Chinese internet cafes get a lot of bad press in Western media, most of which involves young people gaming for days on end and then passing... But while the cafes are seedy places, they aren't exactly bad.
Nearly everywhere you go in China that has a steady internet connection, you will find an internet cafe. According to a 2011 report by the Ministry of Culture, there were over 144, 000 registered internet cafes in China in 2010 with over 14 million computer terminals linked to the internet. The report didn't take into account the number of unregistered internet cafes. Net cafes operate under the local security bureaus and fall under the jurisdiction of the Ministry of Culture just like video games do.
Net cafes started off early in China as a means for the average man to get online. Despite the constant reports of China becoming wealthy and China rising and blah blah blah, the majority of the population is relatively poor. In the cities where people have money, there are huge populations of migrant workers— both blue collar and white collar—who do not have access to a personal computer. This led to a need for internet cafes.
Basic internet cafes offer food and drink beyond the basics of a computer with internet access. Some of the better ones offer faster computers with top of the line gaming equipment. As the gaming industry in China grew, many of the internet cafes started to differentiate themselves by offering certain games that required better hardware (for the most part Chinese online games all have low requirements).
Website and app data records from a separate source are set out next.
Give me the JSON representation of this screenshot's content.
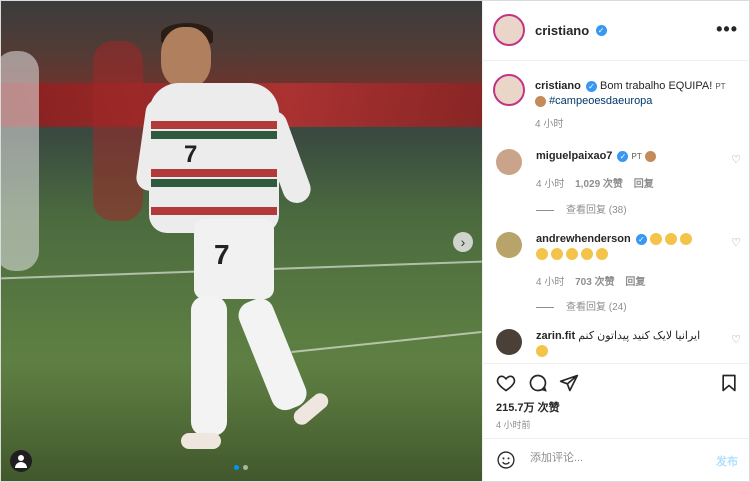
{
  "post": {
    "username": "cristiano",
    "more_label": "•••",
    "carousel_next": "›",
    "caption": {
      "username": "cristiano",
      "text": "Bom trabalho EQUIPA!",
      "flag": "PT",
      "hashtag": "#campeoesdaeuropa",
      "time": "4 小时"
    },
    "comments": [
      {
        "username": "miguelpaixao7",
        "text": "PT",
        "time": "4 小时",
        "likes": "1,029 次赞",
        "reply": "回复",
        "view_replies": "查看回复 (38)"
      },
      {
        "username": "andrewhenderson",
        "time": "4 小时",
        "likes": "703 次赞",
        "reply": "回复",
        "view_replies": "查看回复 (24)"
      },
      {
        "username": "zarin.fit",
        "text": "ایرانیا لایک کنید پیداتون کنم"
      }
    ],
    "likes_count": "215.7万 次赞",
    "posted_time": "4 小时前",
    "comment_placeholder": "添加评论...",
    "post_button": "发布",
    "jersey_number": "7"
  },
  "colors": {
    "accent": "#0095f6",
    "post_disabled": "#b2dffc",
    "verified": "#3897f0"
  },
  "icons": [
    "heart-icon",
    "comment-icon",
    "share-icon",
    "bookmark-icon",
    "emoji-icon",
    "verified-icon",
    "more-icon",
    "tag-user-icon"
  ]
}
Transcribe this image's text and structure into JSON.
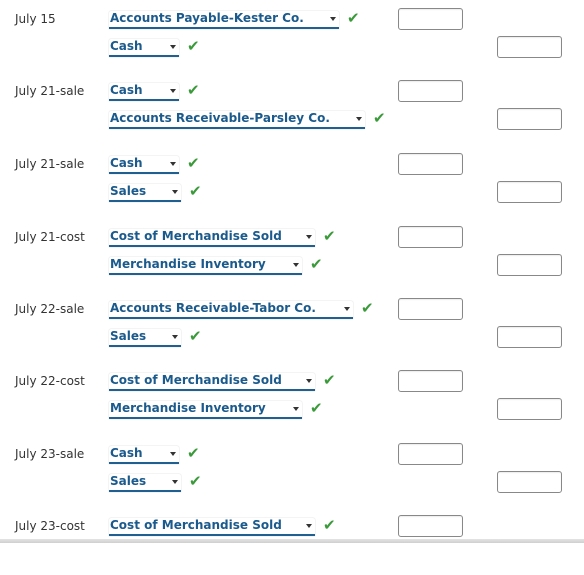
{
  "entries": [
    {
      "date": "July 15",
      "debit": {
        "account": "Accounts Payable-Kester Co.",
        "amount": ""
      },
      "credit": {
        "account": "Cash",
        "amount": ""
      }
    },
    {
      "date": "July 21-sale",
      "debit": {
        "account": "Cash",
        "amount": ""
      },
      "credit": {
        "account": "Accounts Receivable-Parsley Co.",
        "amount": ""
      }
    },
    {
      "date": "July 21-sale",
      "debit": {
        "account": "Cash",
        "amount": ""
      },
      "credit": {
        "account": "Sales",
        "amount": ""
      }
    },
    {
      "date": "July 21-cost",
      "debit": {
        "account": "Cost of Merchandise Sold",
        "amount": ""
      },
      "credit": {
        "account": "Merchandise Inventory",
        "amount": ""
      }
    },
    {
      "date": "July 22-sale",
      "debit": {
        "account": "Accounts Receivable-Tabor Co.",
        "amount": ""
      },
      "credit": {
        "account": "Sales",
        "amount": ""
      }
    },
    {
      "date": "July 22-cost",
      "debit": {
        "account": "Cost of Merchandise Sold",
        "amount": ""
      },
      "credit": {
        "account": "Merchandise Inventory",
        "amount": ""
      }
    },
    {
      "date": "July 23-sale",
      "debit": {
        "account": "Cash",
        "amount": ""
      },
      "credit": {
        "account": "Sales",
        "amount": ""
      }
    },
    {
      "date": "July 23-cost",
      "debit": {
        "account": "Cost of Merchandise Sold",
        "amount": ""
      },
      "credit": null
    }
  ],
  "status_icon": "check-icon",
  "check_glyph": "✔",
  "colors": {
    "select_text": "#1a5a8c",
    "select_underline": "#1f5f91",
    "check": "#3a9a3a"
  }
}
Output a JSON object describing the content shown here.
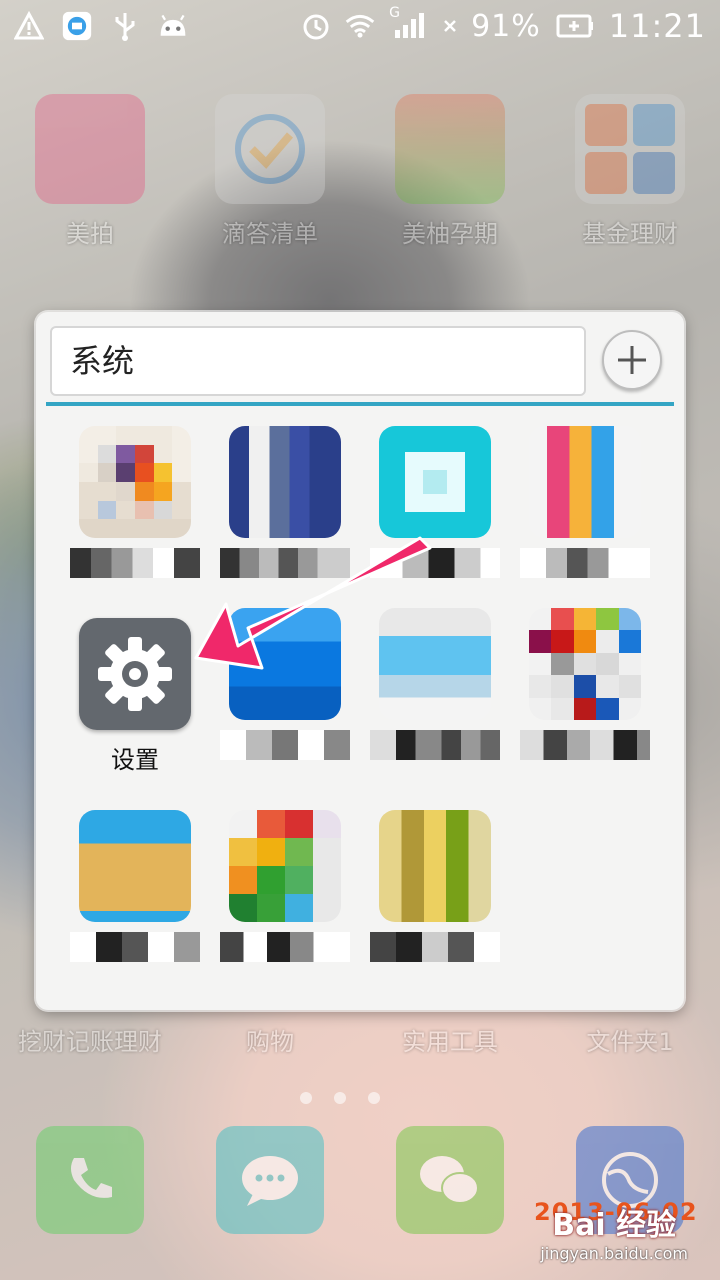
{
  "status_bar": {
    "battery_percent": "91%",
    "time": "11:21",
    "network_type": "G",
    "icons": [
      "warning-icon",
      "app-notification-icon",
      "usb-icon",
      "android-debug-icon",
      "alarm-icon",
      "wifi-icon",
      "signal-icon",
      "battery-icon"
    ]
  },
  "background_apps": {
    "row1": [
      {
        "label": "美拍",
        "color": "#e94c7a"
      },
      {
        "label": "滴答清单",
        "color": "#c9c9c9"
      },
      {
        "label": "美柚孕期",
        "color": "#e86a4a"
      },
      {
        "label": "基金理财",
        "color": "#d0d0d0"
      }
    ],
    "row2": [
      {
        "label": "挖财记账理财"
      },
      {
        "label": "购物"
      },
      {
        "label": "实用工具"
      },
      {
        "label": "文件夹1"
      }
    ]
  },
  "folder": {
    "name": "系统",
    "add_button_icon": "plus-icon",
    "divider_color": "#34a5c4",
    "apps": [
      {
        "label": "",
        "pixelated": true
      },
      {
        "label": "",
        "pixelated": true
      },
      {
        "label": "",
        "pixelated": true
      },
      {
        "label": "",
        "pixelated": true
      },
      {
        "label": "设置",
        "pixelated": false,
        "icon": "gear-icon"
      },
      {
        "label": "",
        "pixelated": true
      },
      {
        "label": "",
        "pixelated": true
      },
      {
        "label": "",
        "pixelated": true
      },
      {
        "label": "",
        "pixelated": true
      },
      {
        "label": "",
        "pixelated": true
      },
      {
        "label": "",
        "pixelated": true
      }
    ]
  },
  "annotation": {
    "arrow_color": "#f0286a"
  },
  "dock": {
    "icons": [
      {
        "name": "phone-icon",
        "color": "#6bcf6b"
      },
      {
        "name": "messages-icon",
        "color": "#4cc1c4"
      },
      {
        "name": "wechat-icon",
        "color": "#7cc84e"
      },
      {
        "name": "browser-icon",
        "color": "#3c6fd0"
      }
    ]
  },
  "watermark": {
    "logo": "Bai 经验",
    "url": "jingyan.baidu.com",
    "date_stamp": "2013-06-02"
  }
}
The general set up of an internet cafe breaks down into zones. There are usually three zones in an internet cafe. One is for regular people who just want to use social media/chat programs, watch videos, and play casual games. Another zone is for hardcore gamers requiring better hardware, and finally, the last zone is designed for patrons who wish to surf the net in private cubicles.